Task to complete
An exact copy of all the data is required.

Records provided

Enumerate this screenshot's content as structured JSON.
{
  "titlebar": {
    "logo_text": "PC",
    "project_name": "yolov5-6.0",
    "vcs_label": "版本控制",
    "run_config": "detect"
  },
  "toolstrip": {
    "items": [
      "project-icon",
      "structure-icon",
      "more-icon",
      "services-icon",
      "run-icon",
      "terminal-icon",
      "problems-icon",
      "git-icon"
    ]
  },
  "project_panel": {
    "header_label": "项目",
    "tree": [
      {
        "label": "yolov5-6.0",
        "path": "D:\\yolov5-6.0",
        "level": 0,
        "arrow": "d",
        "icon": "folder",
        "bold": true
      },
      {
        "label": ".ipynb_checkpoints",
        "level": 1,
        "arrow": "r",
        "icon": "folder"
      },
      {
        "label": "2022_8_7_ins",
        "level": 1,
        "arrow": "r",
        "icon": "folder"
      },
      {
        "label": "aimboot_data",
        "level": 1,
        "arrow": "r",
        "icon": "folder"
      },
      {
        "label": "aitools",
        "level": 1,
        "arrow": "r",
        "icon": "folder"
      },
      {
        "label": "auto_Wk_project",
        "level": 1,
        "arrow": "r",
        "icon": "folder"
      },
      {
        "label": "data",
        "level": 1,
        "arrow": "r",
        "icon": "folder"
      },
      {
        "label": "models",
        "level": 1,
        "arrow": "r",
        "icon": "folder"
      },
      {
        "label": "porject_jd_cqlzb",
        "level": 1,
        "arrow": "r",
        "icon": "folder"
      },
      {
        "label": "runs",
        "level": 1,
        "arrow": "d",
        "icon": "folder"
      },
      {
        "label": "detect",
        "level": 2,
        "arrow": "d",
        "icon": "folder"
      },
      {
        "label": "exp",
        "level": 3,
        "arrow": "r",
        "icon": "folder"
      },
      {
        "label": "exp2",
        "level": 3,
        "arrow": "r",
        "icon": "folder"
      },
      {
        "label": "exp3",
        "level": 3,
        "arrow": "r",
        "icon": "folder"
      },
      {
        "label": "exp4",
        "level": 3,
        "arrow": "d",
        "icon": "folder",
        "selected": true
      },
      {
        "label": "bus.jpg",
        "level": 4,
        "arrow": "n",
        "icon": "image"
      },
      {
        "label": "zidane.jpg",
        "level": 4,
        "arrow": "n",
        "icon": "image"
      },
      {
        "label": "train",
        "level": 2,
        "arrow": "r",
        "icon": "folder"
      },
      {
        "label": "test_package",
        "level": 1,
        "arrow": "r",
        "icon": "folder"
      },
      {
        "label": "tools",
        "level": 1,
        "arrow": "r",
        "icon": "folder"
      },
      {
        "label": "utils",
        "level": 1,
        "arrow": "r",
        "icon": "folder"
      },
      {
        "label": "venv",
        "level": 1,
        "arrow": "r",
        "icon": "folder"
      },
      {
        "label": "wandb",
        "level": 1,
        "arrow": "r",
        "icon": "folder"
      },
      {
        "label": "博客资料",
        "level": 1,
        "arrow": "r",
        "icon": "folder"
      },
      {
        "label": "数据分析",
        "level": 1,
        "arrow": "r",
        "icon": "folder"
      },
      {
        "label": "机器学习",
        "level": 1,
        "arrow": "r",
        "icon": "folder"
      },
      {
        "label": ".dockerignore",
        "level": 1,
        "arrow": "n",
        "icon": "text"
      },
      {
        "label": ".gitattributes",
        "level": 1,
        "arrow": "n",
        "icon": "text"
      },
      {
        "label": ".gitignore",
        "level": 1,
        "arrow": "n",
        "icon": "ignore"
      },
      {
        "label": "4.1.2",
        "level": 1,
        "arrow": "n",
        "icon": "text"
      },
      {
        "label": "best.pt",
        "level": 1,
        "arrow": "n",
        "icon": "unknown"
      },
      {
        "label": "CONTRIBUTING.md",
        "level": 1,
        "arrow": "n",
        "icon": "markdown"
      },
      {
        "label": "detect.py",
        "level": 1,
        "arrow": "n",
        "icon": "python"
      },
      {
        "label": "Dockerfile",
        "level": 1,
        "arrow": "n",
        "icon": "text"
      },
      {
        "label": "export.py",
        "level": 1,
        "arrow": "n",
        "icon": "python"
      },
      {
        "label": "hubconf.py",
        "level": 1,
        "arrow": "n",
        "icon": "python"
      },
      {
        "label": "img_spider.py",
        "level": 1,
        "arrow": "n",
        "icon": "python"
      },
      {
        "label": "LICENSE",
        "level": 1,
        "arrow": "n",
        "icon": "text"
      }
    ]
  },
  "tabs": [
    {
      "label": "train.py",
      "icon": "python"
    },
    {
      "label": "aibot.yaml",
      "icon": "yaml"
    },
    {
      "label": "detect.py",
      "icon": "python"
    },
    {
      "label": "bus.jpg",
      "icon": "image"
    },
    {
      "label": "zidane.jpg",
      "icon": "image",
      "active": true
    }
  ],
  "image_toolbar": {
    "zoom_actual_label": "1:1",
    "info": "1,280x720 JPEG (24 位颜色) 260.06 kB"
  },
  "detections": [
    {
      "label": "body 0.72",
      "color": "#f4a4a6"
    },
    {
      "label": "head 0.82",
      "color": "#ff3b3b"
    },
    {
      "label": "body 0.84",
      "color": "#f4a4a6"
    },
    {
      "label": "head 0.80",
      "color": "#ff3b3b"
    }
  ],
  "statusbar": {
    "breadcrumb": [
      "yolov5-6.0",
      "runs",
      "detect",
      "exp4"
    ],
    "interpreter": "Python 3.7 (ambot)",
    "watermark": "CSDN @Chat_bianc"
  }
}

Expected answer
Enumerate this screenshot's content as structured JSON.
{
  "titlebar": {
    "logo_text": "PC",
    "project_name": "yolov5-6.0",
    "vcs_label": "版本控制",
    "run_config": "detect"
  },
  "toolstrip": {
    "items": [
      "project-icon",
      "structure-icon",
      "more-icon",
      "services-icon",
      "run-icon",
      "terminal-icon",
      "problems-icon",
      "git-icon"
    ]
  },
  "project_panel": {
    "header_label": "项目",
    "tree": [
      {
        "label": "yolov5-6.0",
        "path": "D:\\yolov5-6.0",
        "level": 0,
        "arrow": "d",
        "icon": "folder",
        "bold": true
      },
      {
        "label": ".ipynb_checkpoints",
        "level": 1,
        "arrow": "r",
        "icon": "folder"
      },
      {
        "label": "2022_8_7_ins",
        "level": 1,
        "arrow": "r",
        "icon": "folder"
      },
      {
        "label": "aimboot_data",
        "level": 1,
        "arrow": "r",
        "icon": "folder"
      },
      {
        "label": "aitools",
        "level": 1,
        "arrow": "r",
        "icon": "folder"
      },
      {
        "label": "auto_Wk_project",
        "level": 1,
        "arrow": "r",
        "icon": "folder"
      },
      {
        "label": "data",
        "level": 1,
        "arrow": "r",
        "icon": "folder"
      },
      {
        "label": "models",
        "level": 1,
        "arrow": "r",
        "icon": "folder"
      },
      {
        "label": "porject_jd_cqlzb",
        "level": 1,
        "arrow": "r",
        "icon": "folder"
      },
      {
        "label": "runs",
        "level": 1,
        "arrow": "d",
        "icon": "folder"
      },
      {
        "label": "detect",
        "level": 2,
        "arrow": "d",
        "icon": "folder"
      },
      {
        "label": "exp",
        "level": 3,
        "arrow": "r",
        "icon": "folder"
      },
      {
        "label": "exp2",
        "level": 3,
        "arrow": "r",
        "icon": "folder"
      },
      {
        "label": "exp3",
        "level": 3,
        "arrow": "r",
        "icon": "folder"
      },
      {
        "label": "exp4",
        "level": 3,
        "arrow": "d",
        "icon": "folder",
        "selected": true
      },
      {
        "label": "bus.jpg",
        "level": 4,
        "arrow": "n",
        "icon": "image"
      },
      {
        "label": "zidane.jpg",
        "level": 4,
        "arrow": "n",
        "icon": "image"
      },
      {
        "label": "train",
        "level": 2,
        "arrow": "r",
        "icon": "folder"
      },
      {
        "label": "test_package",
        "level": 1,
        "arrow": "r",
        "icon": "folder"
      },
      {
        "label": "tools",
        "level": 1,
        "arrow": "r",
        "icon": "folder"
      },
      {
        "label": "utils",
        "level": 1,
        "arrow": "r",
        "icon": "folder"
      },
      {
        "label": "venv",
        "level": 1,
        "arrow": "r",
        "icon": "folder"
      },
      {
        "label": "wandb",
        "level": 1,
        "arrow": "r",
        "icon": "folder"
      },
      {
        "label": "博客资料",
        "level": 1,
        "arrow": "r",
        "icon": "folder"
      },
      {
        "label": "数据分析",
        "level": 1,
        "arrow": "r",
        "icon": "folder"
      },
      {
        "label": "机器学习",
        "level": 1,
        "arrow": "r",
        "icon": "folder"
      },
      {
        "label": ".dockerignore",
        "level": 1,
        "arrow": "n",
        "icon": "text"
      },
      {
        "label": ".gitattributes",
        "level": 1,
        "arrow": "n",
        "icon": "text"
      },
      {
        "label": ".gitignore",
        "level": 1,
        "arrow": "n",
        "icon": "ignore"
      },
      {
        "label": "4.1.2",
        "level": 1,
        "arrow": "n",
        "icon": "text"
      },
      {
        "label": "best.pt",
        "level": 1,
        "arrow": "n",
        "icon": "unknown"
      },
      {
        "label": "CONTRIBUTING.md",
        "level": 1,
        "arrow": "n",
        "icon": "markdown"
      },
      {
        "label": "detect.py",
        "level": 1,
        "arrow": "n",
        "icon": "python"
      },
      {
        "label": "Dockerfile",
        "level": 1,
        "arrow": "n",
        "icon": "text"
      },
      {
        "label": "export.py",
        "level": 1,
        "arrow": "n",
        "icon": "python"
      },
      {
        "label": "hubconf.py",
        "level": 1,
        "arrow": "n",
        "icon": "python"
      },
      {
        "label": "img_spider.py",
        "level": 1,
        "arrow": "n",
        "icon": "python"
      },
      {
        "label": "LICENSE",
        "level": 1,
        "arrow": "n",
        "icon": "text"
      }
    ]
  },
  "tabs": [
    {
      "label": "train.py",
      "icon": "python"
    },
    {
      "label": "aibot.yaml",
      "icon": "yaml"
    },
    {
      "label": "detect.py",
      "icon": "python"
    },
    {
      "label": "bus.jpg",
      "icon": "image"
    },
    {
      "label": "zidane.jpg",
      "icon": "image",
      "active": true
    }
  ],
  "image_toolbar": {
    "zoom_actual_label": "1:1",
    "info": "1,280x720 JPEG (24 位颜色) 260.06 kB"
  },
  "detections": [
    {
      "label": "body 0.72",
      "color": "#f4a4a6"
    },
    {
      "label": "head 0.82",
      "color": "#ff3b3b"
    },
    {
      "label": "body 0.84",
      "color": "#f4a4a6"
    },
    {
      "label": "head 0.80",
      "color": "#ff3b3b"
    }
  ],
  "statusbar": {
    "breadcrumb": [
      "yolov5-6.0",
      "runs",
      "detect",
      "exp4"
    ],
    "interpreter": "Python 3.7 (ambot)",
    "watermark": "CSDN @Chat_bianc"
  }
}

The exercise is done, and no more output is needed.